\({\arsinh(x)}\) | arsinh(x) | the hyperbolic arc sine of \(x\) |
\({\arcosh(x)}\) | arcosh(x) | the hyperbolic arc cosine of \(x\) |
\({\artanh(x)}\) | artanh(x) | the hyperbolic arc tangent of \(x\) |
\({\sgn(x)}\) | sgn(x) | the sign of \(x\): −1 for \(x \lt 0\), 0 for \(x = 0\), +1 for \(x \gt 0\) |
For the arctan function with one argument and the one with two arguments we have \( \tan\left( \arctan \left( \frac{y}{x} \right) \right) = \tan(\arctan(y,x)) \), but \( \arctan\left( \frac{y}{x} \right) \) may differ by a multiple of 180° from \( \arctan(y,x) \).
Words that are not names of variables or of special functions are written just like the names of special functions, but only if the formula is displayed as a separate equation (with an equation number). For example, "smaller terms" shows up like this:
\begin{equation} y = x + 3 + \text{ smaller terms} \end{equation}
In science, very large and very small numbers are often written in
exponential notation. In these pages we use the calculator or
computer notation with an "e" to introduce the power of 10:
1.2 × 10^{5} = 1.2 * 10^{5} = 120,000

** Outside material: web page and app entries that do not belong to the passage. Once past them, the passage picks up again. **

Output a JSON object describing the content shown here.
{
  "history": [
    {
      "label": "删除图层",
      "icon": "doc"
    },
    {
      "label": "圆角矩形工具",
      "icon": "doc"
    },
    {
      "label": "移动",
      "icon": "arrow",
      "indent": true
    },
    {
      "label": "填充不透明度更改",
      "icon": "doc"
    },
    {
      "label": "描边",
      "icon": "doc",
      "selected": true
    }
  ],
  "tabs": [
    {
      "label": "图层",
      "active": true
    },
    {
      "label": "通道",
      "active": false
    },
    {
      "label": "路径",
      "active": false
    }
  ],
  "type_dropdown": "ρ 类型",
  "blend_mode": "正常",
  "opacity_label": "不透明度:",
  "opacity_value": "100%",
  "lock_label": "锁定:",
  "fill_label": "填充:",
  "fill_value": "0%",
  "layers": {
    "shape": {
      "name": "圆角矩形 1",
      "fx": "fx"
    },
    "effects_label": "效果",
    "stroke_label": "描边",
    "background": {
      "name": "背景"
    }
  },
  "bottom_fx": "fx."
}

or \( 1.2×10^{5} \).
//aa.quae.nl/en/reken/notatie.html;
Last updated: 2017-12-28